Showing things that are similar to each other help us understand what a thing is.
Showing things that are different also help us understand.
I find it odd that these were presented in the chapter in the opposite order. When I came to write down notes, that order seemed problematic, so I changed the order (book had contrasting/contrasting, then showing/showing ideas).
Contrasting things that are very different show fundamentals.
Contrasting things that are similar to each other highlight the things that are different. These can be very subtle and they are usually more important than the differences highlighted with very different examples.
When giving contrasting examples, make them specific to individual things. If you wanted to learn how to tell other flowers from daisies, you might get individual “not daisies” that have a single difference and have multiple “not daisies” which have differences in color, petals, stems, and leaves.
Compare/contrast alone does not allow the students to see what they need to be looking for.
Instead compare/contrast with a specific function or feature in mind.
I am trying to imagine what this would look like if I were having students c/c emails during the section where I teach email etiquette.
Could we have multiple examples of subject lines and have students identify whether or not those are appropriate? Or rank them according to how specific they are? (Specificity increases readability in the emails.)
I could make these up or I could go back through my emails and use actual examples (though removed from the actual emails) to give contrasting cases.
Okay. I can see that working.
How would I do this with introduction options–ways of writing introductions? Do I make up my own?
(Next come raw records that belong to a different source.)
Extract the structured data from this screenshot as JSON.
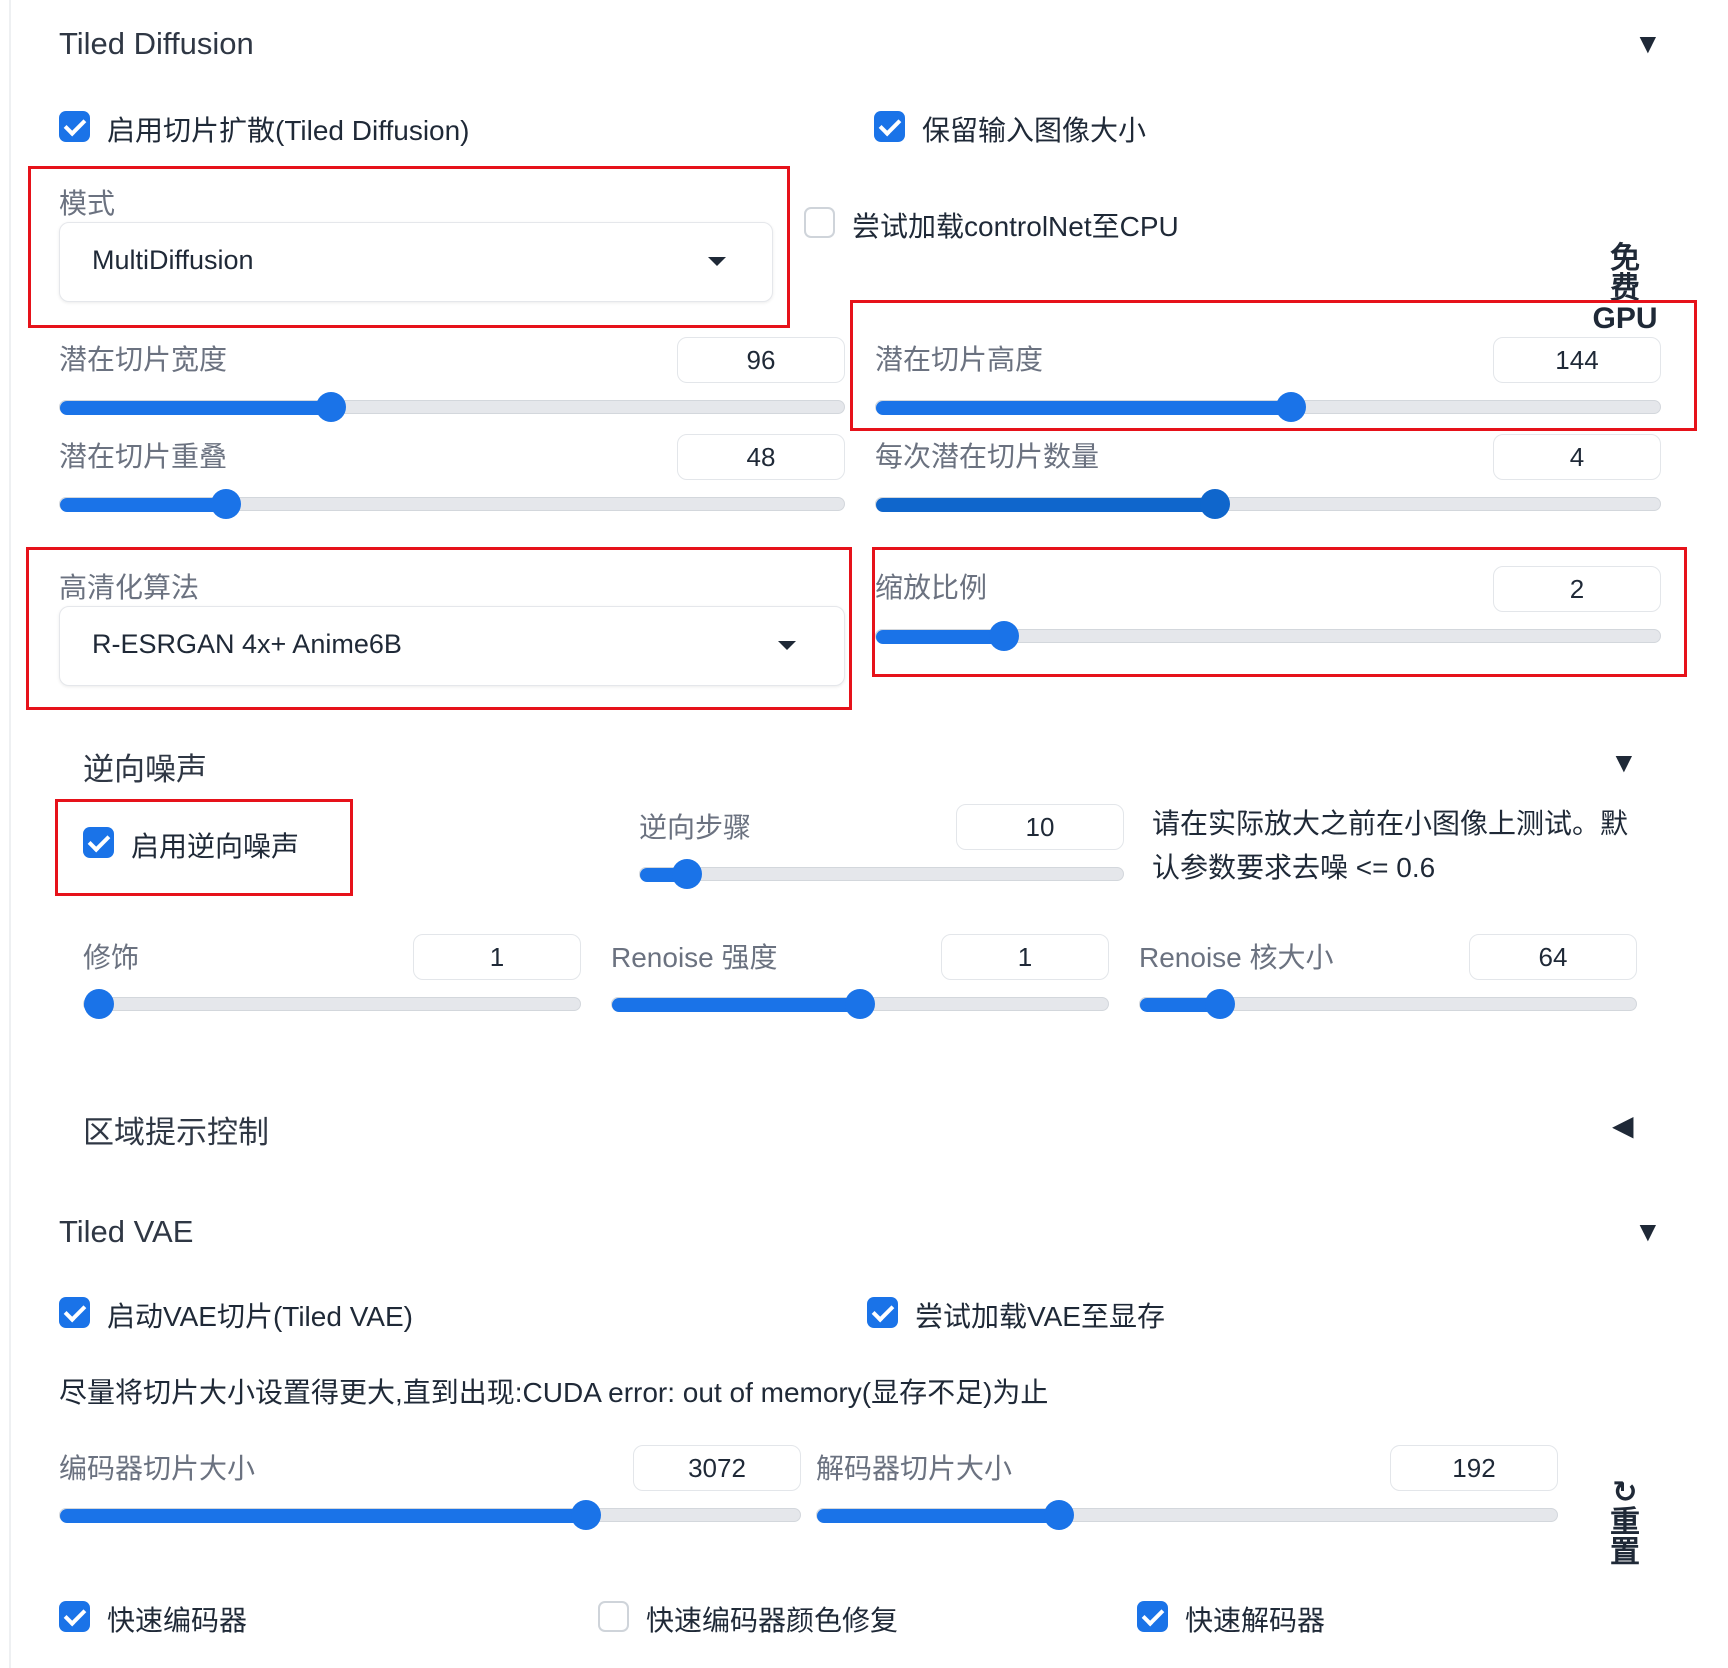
{
  "tiled_diffusion": {
    "title": "Tiled Diffusion",
    "caret": "▼",
    "enable_label": "启用切片扩散(Tiled Diffusion)",
    "enable_checked": true,
    "keep_size_label": "保留输入图像大小",
    "keep_size_checked": true,
    "mode_label": "模式",
    "mode_value": "MultiDiffusion",
    "controlnet_cpu_label": "尝试加载controlNet至CPU",
    "controlnet_cpu_checked": false,
    "free_gpu_line1": "免",
    "free_gpu_line2": "费",
    "free_gpu_line3": "GPU",
    "tile_width_label": "潜在切片宽度",
    "tile_width_value": "96",
    "tile_height_label": "潜在切片高度",
    "tile_height_value": "144",
    "tile_overlap_label": "潜在切片重叠",
    "tile_overlap_value": "48",
    "tile_batch_label": "每次潜在切片数量",
    "tile_batch_value": "4",
    "upscaler_label": "高清化算法",
    "upscaler_value": "R-ESRGAN 4x+ Anime6B",
    "scale_label": "缩放比例",
    "scale_value": "2"
  },
  "noise_inversion": {
    "title": "逆向噪声",
    "caret": "▼",
    "enable_label": "启用逆向噪声",
    "enable_checked": true,
    "steps_label": "逆向步骤",
    "steps_value": "10",
    "hint_line1": "请在实际放大之前在小图像上测试。默",
    "hint_line2": "认参数要求去噪 <= 0.6",
    "retouch_label": "修饰",
    "retouch_value": "1",
    "renoise_strength_label": "Renoise 强度",
    "renoise_strength_value": "1",
    "renoise_kernel_label": "Renoise 核大小",
    "renoise_kernel_value": "64"
  },
  "region_prompt": {
    "title": "区域提示控制",
    "caret": "◀"
  },
  "tiled_vae": {
    "title": "Tiled VAE",
    "caret": "▼",
    "enable_label": "启动VAE切片(Tiled VAE)",
    "enable_checked": true,
    "vae_to_gpu_label": "尝试加载VAE至显存",
    "vae_to_gpu_checked": true,
    "hint": "尽量将切片大小设置得更大,直到出现:CUDA error: out of memory(显存不足)为止",
    "encoder_label": "编码器切片大小",
    "encoder_value": "3072",
    "decoder_label": "解码器切片大小",
    "decoder_value": "192",
    "reset_icon": "↻",
    "reset_line1": "重",
    "reset_line2": "置",
    "fast_encoder_label": "快速编码器",
    "fast_encoder_checked": true,
    "fast_encoder_color_label": "快速编码器颜色修复",
    "fast_encoder_color_checked": false,
    "fast_decoder_label": "快速解码器",
    "fast_decoder_checked": true
  },
  "sliders": {
    "tile_width": 0.34,
    "tile_height": 0.53,
    "tile_overlap": 0.2,
    "tile_batch": 0.43,
    "scale": 0.15,
    "noise_steps": 0.07,
    "retouch": 0.0,
    "renoise_strength": 0.5,
    "renoise_kernel": 0.14,
    "encoder": 0.72,
    "decoder": 0.32
  },
  "colors": {
    "accent": "#1a73e8",
    "annotation_red": "#e6121a"
  }
}
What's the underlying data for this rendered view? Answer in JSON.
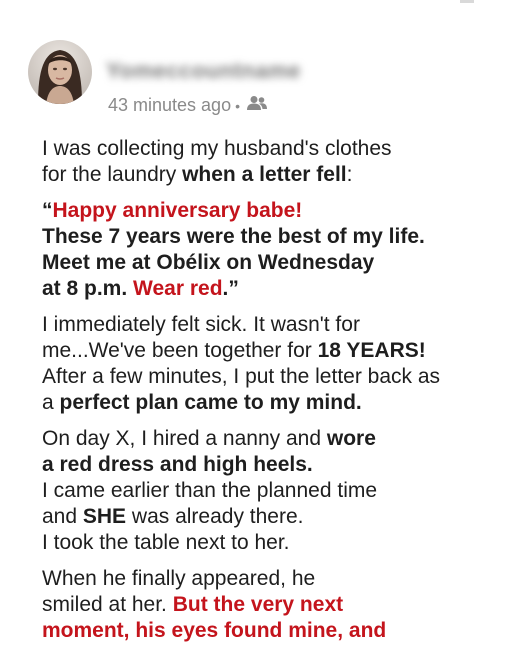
{
  "post": {
    "author_name": "Yomeccountname",
    "time_ago": "43 minutes ago",
    "audience_icon": "friends-icon",
    "colors": {
      "accent_red": "#c4141c",
      "meta_gray": "#8a8a8a",
      "text": "#1e1e1e"
    }
  },
  "story": {
    "p1": {
      "l1": "I was collecting my husband's clothes",
      "l2a": "for the laundry ",
      "l2b": "when a letter fell",
      "l2c": ":"
    },
    "p2": {
      "l1a": "“",
      "l1b": "Happy anniversary babe!",
      "l2": "These 7 years were the best of my life.",
      "l3": "Meet me at Obélix on Wednesday",
      "l4a": "at 8 p.m. ",
      "l4b": "Wear red",
      "l4c": ".”"
    },
    "p3": {
      "l1": "I immediately felt sick. It wasn't for",
      "l2a": "me...We've been together for ",
      "l2b": "18 YEARS!",
      "l3": "After a few minutes, I put the letter back as",
      "l4a": "a ",
      "l4b": "perfect plan came to my mind."
    },
    "p4": {
      "l1a": "On day X, I hired a nanny and ",
      "l1b": "wore",
      "l2": "a red dress and high heels.",
      "l3": "I came earlier than the planned time",
      "l4a": "and ",
      "l4b": "SHE",
      "l4c": " was already there.",
      "l5": "I took the table next to her."
    },
    "p5": {
      "l1": "When he finally appeared, he",
      "l2a": "smiled at her. ",
      "l2b": "But the very next",
      "l3": "moment, his eyes found mine, and"
    }
  }
}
Have to think on this more.
The ABCs of How We Learn: 26 Scientifically Proven Approaches, How They Work, and When to Use Them by Daniel L. Schwartz, Jessica M. Tsang, and Kristen P. Blair